Collectively, partners can achieve more than individually: they perceive mutual dependence (funding, expertise, facilities, network or manpower). Acknowledging the complementarity of partners, adopting an interdepartmental approach. Viewing co-creation as a way to address issues from a chain-wide, interdisciplinary perspective. Commitment (engagement) among all the parties, considering ways to capitalise on opportunities. Commitment can differ widely in terms of time, duration, and nature. Clearly expressing and collectively acknowledging the requested engagement.
Common goal and added value for each partner
Pursuing a common goal, entertaining a vision comprising added value for each partner, are preconditions for considering a feasible project proposal. However, certain aspects of such a proposal may be elaborated by an individual partner, based on the common ground. Working towards setting down the vision in a structure, a recognised partnership on paper (a charter or gentlemen’s agreement, rather than a formal contract right away), and acting on that basis; ensuring that each partner will benefit from the collaboration.
Open communication and transparency as a basis for trust
Consciously building up trust between partners through open communication and transparency. Adopting a bottom-up approach, getting to know one another’s working methods with reference to concrete projects. Feeling it click.
Allowing partners to express what they believe in, what they expect to gain from the collaboration, how they will go about it to achieve this goal. Actively listening to understand what other parties mean. Tabling specific needs of the stakeholders in order to develop, feed, and elaborate a meaningful and innovative project. > Allowing information to be shared and the partner relationship to work.
TIPS & TRICKS
USEFUL TIPS ON BUILDING A SUSTAINABLE PARTNERSHIP:
MODEL EDMONSON & HARVEY
Model Edmonson en Harvey

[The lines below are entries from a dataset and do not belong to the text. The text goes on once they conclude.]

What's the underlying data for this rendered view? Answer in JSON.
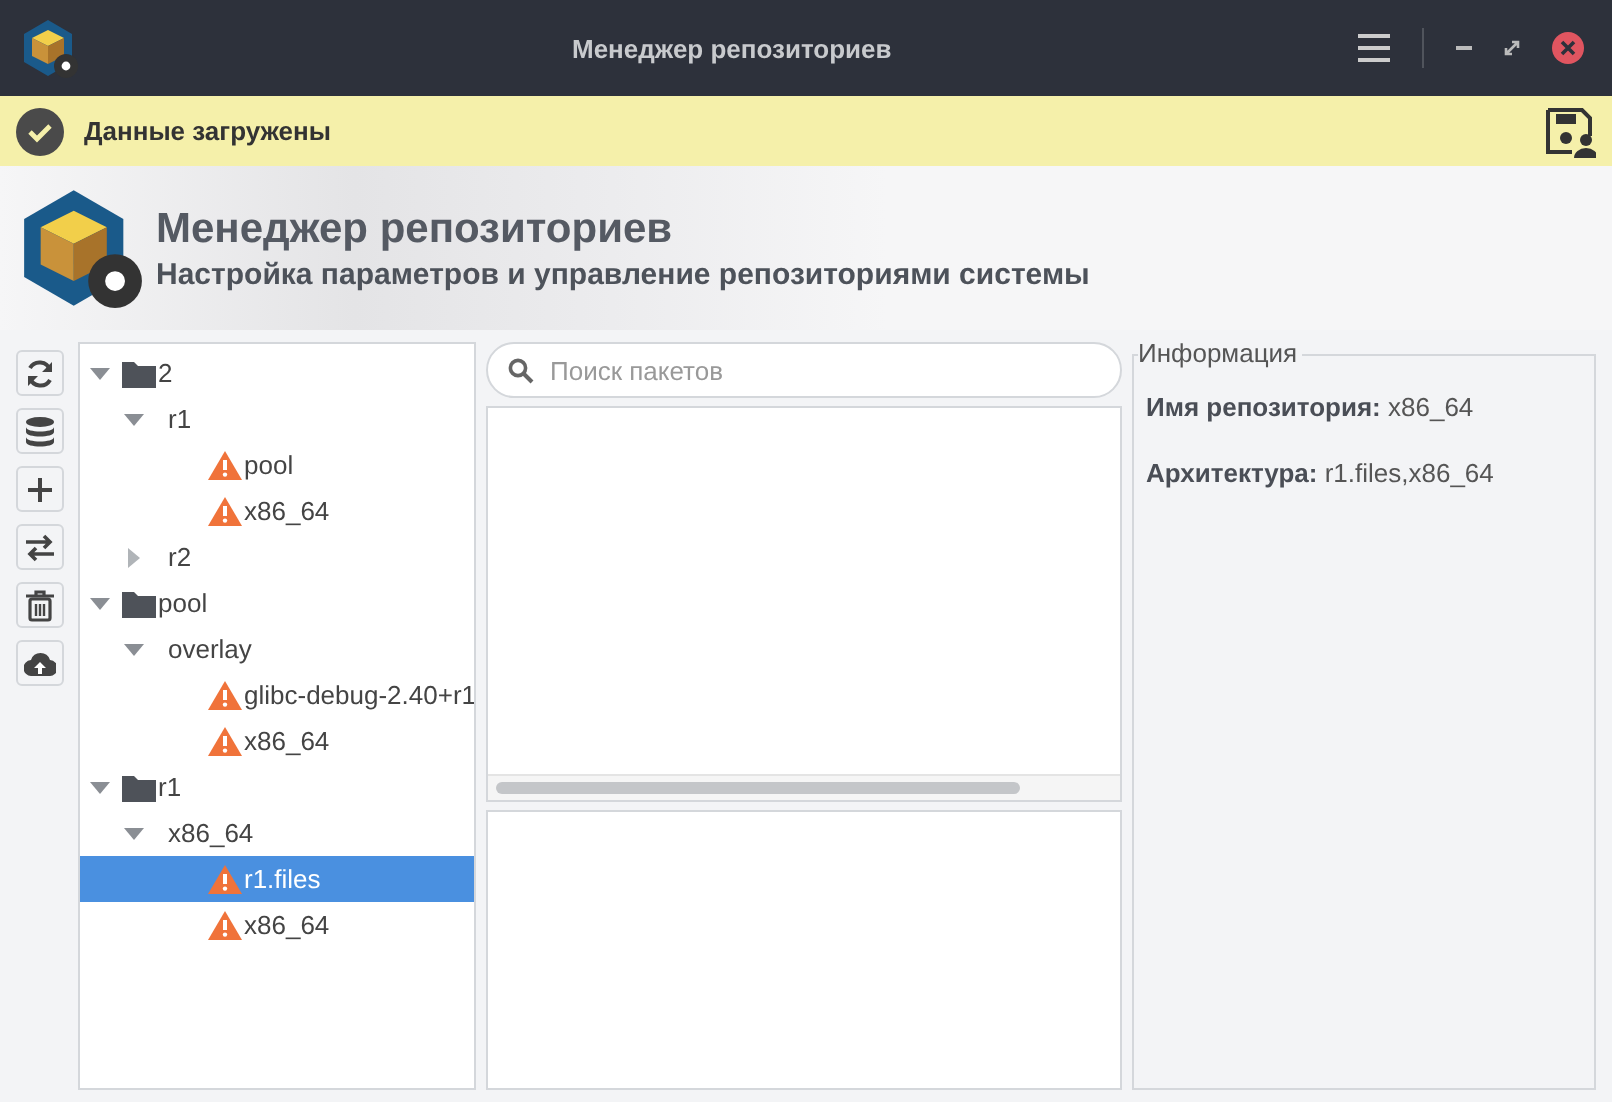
{
  "window": {
    "title": "Менеджер репозиториев"
  },
  "notification": {
    "text": "Данные загружены"
  },
  "header": {
    "title": "Менеджер репозиториев",
    "subtitle": "Настройка параметров и управление репозиториями системы"
  },
  "tree": [
    {
      "label": "2",
      "kind": "folder",
      "expanded": true,
      "selected": false,
      "children": [
        {
          "label": "r1",
          "kind": "group",
          "expanded": true,
          "selected": false,
          "children": [
            {
              "label": "pool",
              "kind": "warning",
              "selected": false
            },
            {
              "label": "x86_64",
              "kind": "warning",
              "selected": false
            }
          ]
        },
        {
          "label": "r2",
          "kind": "group",
          "expanded": false,
          "selected": false
        }
      ]
    },
    {
      "label": "pool",
      "kind": "folder",
      "expanded": true,
      "selected": false,
      "children": [
        {
          "label": "overlay",
          "kind": "group",
          "expanded": true,
          "selected": false,
          "children": [
            {
              "label": "glibc-debug-2.40+r1",
              "kind": "warning",
              "selected": false
            },
            {
              "label": "x86_64",
              "kind": "warning",
              "selected": false
            }
          ]
        }
      ]
    },
    {
      "label": "r1",
      "kind": "folder",
      "expanded": true,
      "selected": false,
      "children": [
        {
          "label": "x86_64",
          "kind": "group",
          "expanded": true,
          "selected": false,
          "children": [
            {
              "label": "r1.files",
              "kind": "warning",
              "selected": true
            },
            {
              "label": "x86_64",
              "kind": "warning",
              "selected": false
            }
          ]
        }
      ]
    }
  ],
  "search": {
    "placeholder": "Поиск пакетов"
  },
  "info": {
    "title": "Информация",
    "lines": [
      "**Имя репозитория:** x86_64",
      "**Архитектура:** r1.files,x86_64"
    ]
  }
}
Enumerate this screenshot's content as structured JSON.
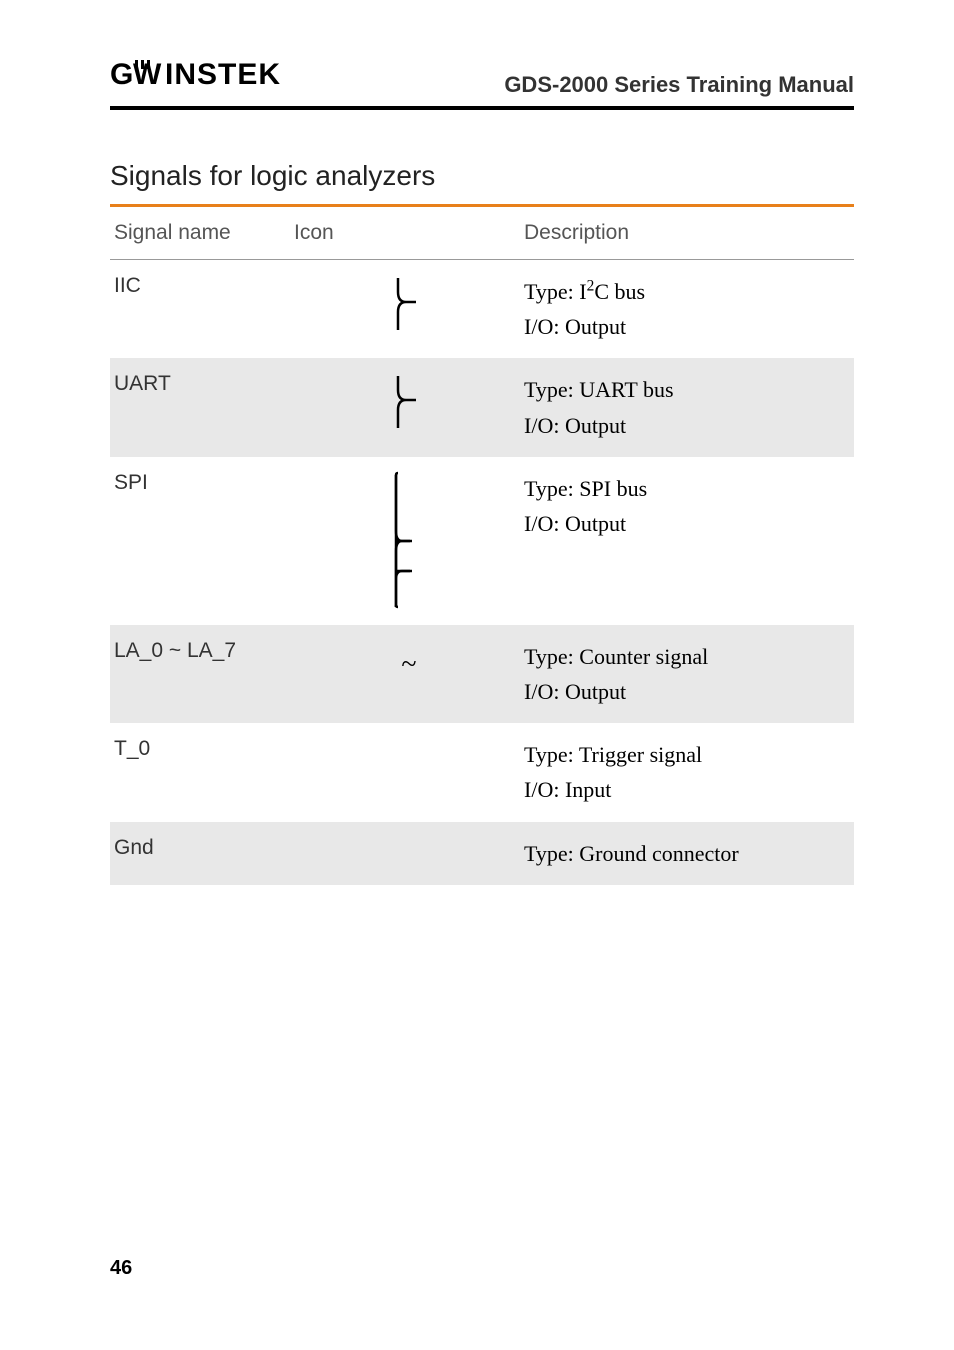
{
  "header": {
    "logo_text": "GWINSTEK",
    "doc_title": "GDS-2000 Series Training Manual"
  },
  "section": {
    "title": "Signals for logic analyzers"
  },
  "table": {
    "headers": {
      "name": "Signal name",
      "icon": "Icon",
      "desc": "Description"
    },
    "rows": [
      {
        "name": "IIC",
        "icon": "bracket-small",
        "desc_line1": "Type: I²C bus",
        "desc_line2": "I/O: Output",
        "shaded": false
      },
      {
        "name": "UART",
        "icon": "bracket-small",
        "desc_line1": "Type: UART bus",
        "desc_line2": "I/O: Output",
        "shaded": true
      },
      {
        "name": "SPI",
        "icon": "bracket-large",
        "desc_line1": "Type: SPI bus",
        "desc_line2": "I/O: Output",
        "shaded": false
      },
      {
        "name": "LA_0 ~ LA_7",
        "icon": "tilde",
        "desc_line1": "Type: Counter signal",
        "desc_line2": "I/O: Output",
        "shaded": true
      },
      {
        "name": "T_0",
        "icon": "",
        "desc_line1": "Type: Trigger signal",
        "desc_line2": "I/O: Input",
        "shaded": false
      },
      {
        "name": "Gnd",
        "icon": "",
        "desc_line1": "Type: Ground connector",
        "desc_line2": "",
        "shaded": true
      }
    ]
  },
  "page_number": "46"
}
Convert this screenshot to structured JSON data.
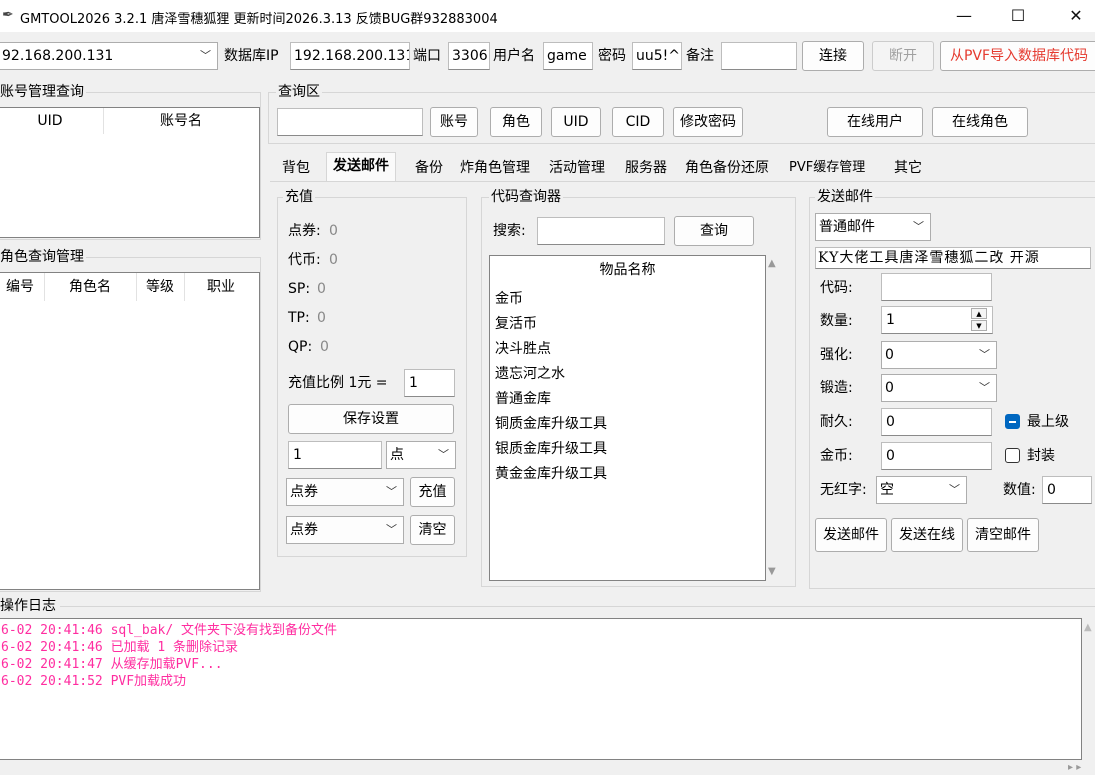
{
  "window": {
    "title": "GMTOOL2026   3.2.1  唐泽雪穗狐狸  更新时间2026.3.13 反馈BUG群932883004",
    "minimize": "—",
    "maximize": "☐",
    "close": "✕"
  },
  "connection": {
    "server_select": "92.168.200.131",
    "db_ip_label": "数据库IP",
    "db_ip": "192.168.200.131",
    "port_label": "端口",
    "port": "3306",
    "user_label": "用户名",
    "user": "game",
    "pwd_label": "密码",
    "pwd": "uu5!^",
    "note_label": "备注",
    "note": "",
    "connect": "连接",
    "disconnect": "断开",
    "import_pvf": "从PVF导入数据库代码"
  },
  "account_panel": {
    "title": "账号管理查询",
    "columns": [
      "UID",
      "账号名"
    ]
  },
  "role_panel": {
    "title": "角色查询管理",
    "columns": [
      "编号",
      "角色名",
      "等级",
      "职业"
    ]
  },
  "query": {
    "title": "查询区",
    "input": "",
    "buttons": [
      "账号",
      "角色",
      "UID",
      "CID",
      "修改密码"
    ],
    "online_users": "在线用户",
    "online_roles": "在线角色"
  },
  "tabs": [
    "背包",
    "发送邮件",
    "备份",
    "炸角色管理",
    "活动管理",
    "服务器",
    "角色备份还原",
    "PVF缓存管理",
    "其它"
  ],
  "recharge": {
    "title": "充值",
    "dianquan_label": "点券:",
    "dianquan": "0",
    "daibi_label": "代币:",
    "daibi": "0",
    "sp_label": "SP:",
    "sp": "0",
    "tp_label": "TP:",
    "tp": "0",
    "qp_label": "QP:",
    "qp": "0",
    "ratio_label": "充值比例 1元 =",
    "ratio": "1",
    "save": "保存设置",
    "amount": "1",
    "unit": "点",
    "type1": "点券",
    "charge": "充值",
    "type2": "点券",
    "clear": "清空"
  },
  "code_query": {
    "title": "代码查询器",
    "search_label": "搜索:",
    "search_value": "",
    "query_btn": "查询",
    "column": "物品名称",
    "items": [
      "金币",
      "复活币",
      "决斗胜点",
      "遗忘河之水",
      "普通金库",
      "铜质金库升级工具",
      "银质金库升级工具",
      "黄金金库升级工具"
    ]
  },
  "mail": {
    "title": "发送邮件",
    "mail_type": "普通邮件",
    "subject": "KY大佬工具唐泽雪穗狐二改 开源",
    "code_label": "代码:",
    "code": "",
    "qty_label": "数量:",
    "qty": "1",
    "enhance_label": "强化:",
    "enhance": "0",
    "forge_label": "锻造:",
    "forge": "0",
    "durability_label": "耐久:",
    "durability": "0",
    "max_level_label": "最上级",
    "max_level": true,
    "gold_label": "金币:",
    "gold": "0",
    "seal_label": "封装",
    "seal": false,
    "red_label": "无红字:",
    "red": "空",
    "value_label": "数值:",
    "value": "0",
    "send": "发送邮件",
    "send_online": "发送在线",
    "clear_mail": "清空邮件"
  },
  "log": {
    "title": "操作日志",
    "lines": [
      "6-02 20:41:46 sql_bak/ 文件夹下没有找到备份文件",
      "6-02 20:41:46 已加载 1 条删除记录",
      "6-02 20:41:47 从缓存加载PVF...",
      "6-02 20:41:52 PVF加载成功"
    ]
  },
  "colors": {
    "log_text": "#ff2da0",
    "import_text": "#e53a2f",
    "checkbox_on": "#0067c0"
  }
}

Edmondson and Harvey (2018) have studied cross-border innovation teams. They have presented a model featuring several factors to be taken into account when working in multi-disciplinary teams focused on innovation (Edmondson & Harvey, 2017).
GUIDE TO ENHANCING
COLLABORATION UNIVERSITY HELSINKI
GOOD PRACTICES TO ILLUSTRATIE SUCCESSFUL PARTNERSHIPS
Model Edmonson en Harvey
Edmonson en Harvey (2018) bestudeerden grensoverschrijdende teams voor innovatie. Ze presenteren een model met een aantal factoren waarmee je rekening moet houden bij het werken in multidisciplinaire teams die gericht zijn op innovatie (Edmondson & Harvey, 2017).
Community-driven APPROACH PXL-Digital
Challenge Week Thomas More
Multicam LUCA School of Arts
MC3 ANTWERP MARITIME ACADEMY
SocorE ANTWERP MARITIME ACADEMY